Overall, three of the so-called BRIC countries – Brazil, Russia and China – have seen slowing chocolate consumption trends. Researchers say most of the chocolate slowdown has occurred in the last two years due to macro-economic headwinds.
Euromonitor's forecast was revised recently for Brazil and Russia's chocolate volume sales. For Brazil, the researcher expects volume sales to be between 3 percent and 12 percent lower by 2020 than its earlier forecasts, reflecting household consumption levels falling while the local economy slows.
As for Russia, it sees the outlook as "uncertain." The outlook will depend on how it recovers from its economic slowdown, with volume sales possibly 13 percent lower in 2020 in a pessimistic scenario, or 5 percent higher given an optimistic one.
Even India, the second-most populous country, has seen weakness in the chocolate category. Major Western food brands have invested heavily in India's market, including Nestle and Cadbury, among others.

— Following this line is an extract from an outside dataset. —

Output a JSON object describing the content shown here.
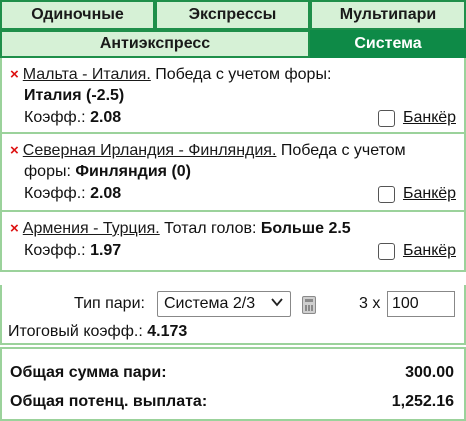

Experts suggest the success of India's chocolate market will ultimately depend on affordability. Chocolate that might be affordable to urban consumers may be out of reach to the population in rural areas, where incomes tend to be lower.
In part, India's recent softness can be traced to headwinds the local market faced last year when a national food regulator made changes on labeling, quality and the way products are imported into the Asian nation.
"A lot of companies had to stop selling products in India for a couple of months last year," said Jack Skelly, an analyst for Euromonitor in London. "That had to do with a change in regulation. That is a temporary blip."
India's actions covered such things as organics and genetically modified ingredients. The end result was some food companies were ordered to withdraw products and others made recipe changes or shelved new launches.
To be clear, not all emerging markets are struggling as growth is considered attractive in Mexico and Indonesia, according to Euromonitor. Some confectionery companies such as Mondelez have moved production from the U.S. to Mexico, where labor is cheaper.
"These remain nascent markets for chocolate, where distribution is increasing and the product grows more affordable," Euromonitor said.